“Well, if it isn’t Timmy Trainor’s sweetheart here to protect him,” Darnell said in a loud voice. The band stopped playing.
“Darnell, take your buddies, and your attitude down the street. You leave Tim alone or you’ll have me to deal with.”
“Oh, I think you’re a little late, right?” They laughed.
“What have you done?”
“He’s done enough, but he’s finished,” Tim said. Danny turned and Tim hobbled beside him. Tim put a hand on Danny’s shoulder. His left eye had swollen almost shut and his lip was bleeding. But, behind him, several big gay men gathered and crossed their arms on their chests.
“Turn your scrawny straight ass around and leave here,” one man said, “before you get something rammed up it you will never forget.” The gay men all laughed.
One of Darnell’s crew turned and walked out. The other two turned and exited.
“What’s it going to be, Darnell? Is it you against me?” Danny asked. Darnell turned his head, but he knew his crew were gone. He looked down.
“I didn’t think so. I’ll see you Monday morning and we’ll take a walk into the First Sergeant’s office together. It’s up to Tim, of course, but I want to have you charged with assault.”
Darnell turned and left the club.

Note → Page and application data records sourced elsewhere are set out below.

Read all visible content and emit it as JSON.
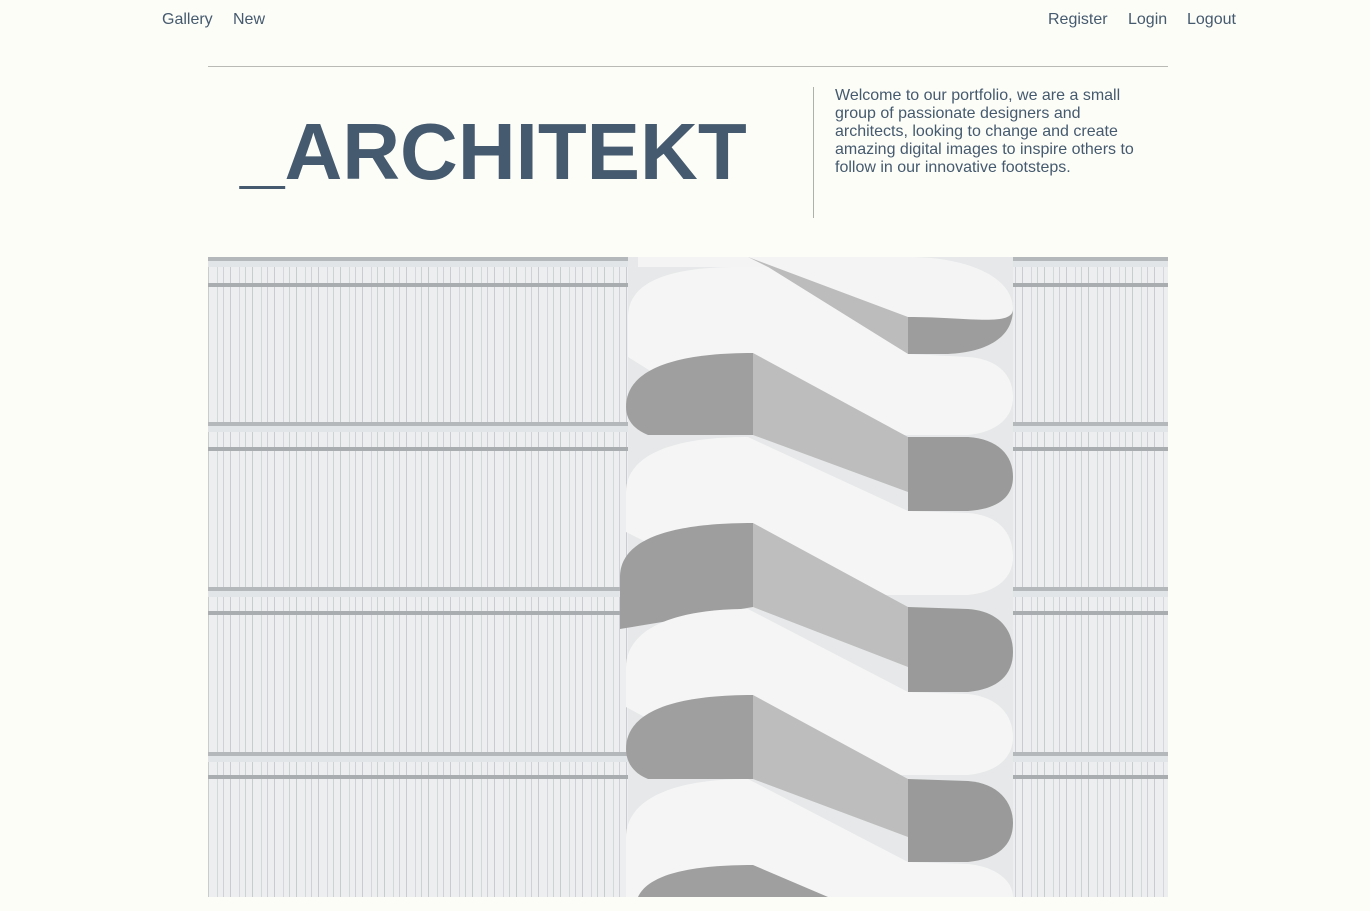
{
  "nav": {
    "left": [
      {
        "label": "Gallery"
      },
      {
        "label": "New"
      }
    ],
    "right": [
      {
        "label": "Register"
      },
      {
        "label": "Login"
      },
      {
        "label": "Logout"
      }
    ]
  },
  "header": {
    "brand": "_ARCHITEKT",
    "intro": "Welcome to our portfolio, we are a small group of passionate designers and architects, looking to change and create amazing digital images to inspire others to follow in our innovative footsteps."
  },
  "hero": {
    "subject": "white spiral staircase against facade"
  },
  "colors": {
    "background": "#fdfdf8",
    "text": "#455a6e",
    "rule": "#b9bab5"
  }
}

Tim squeezed his shoulder and Danny turned to him. “You came,” Tim said.
“We were ready, in case Darnell came back like he said he would,” one of the gay men said.
“Thank you. Thank you for watching over Tim,” Danny said.
“We wish we were here earlier,” he said and they went back to their tables.
Danny turned and faced Tim. “Of course, I came,” he said. Without thinking, he had held Tim by his elbow as was his habit and Tim held him by the shoulder. Tim knew he liked to touch. Tim pulled a little, and Danny pulled a little. They kissed and it surprised them both. There was a small round of applause from the crowd. They smiled and Danny sighed.
“I need to get you to Madigan Hospital,” Danny said.
“Too much paperwork. What happened, Trainor? A fight at Rosie’s gay club.” He said and smiled. He wiped a smear of blood from Danny’s lip with his thumb.
“I see your point. You need a place to stay tonight. Let’s get a room.”
Tim’s eyebrows shot up. “Danny!” Tim said. He put his arm around Danny’s neck. He giggled. “My ribs hurt.”
“We’ll talk. Spend some time. We’ll see how this will go.”
“I’d love to talk,” Tim said. Danny helped him to his truck and they left.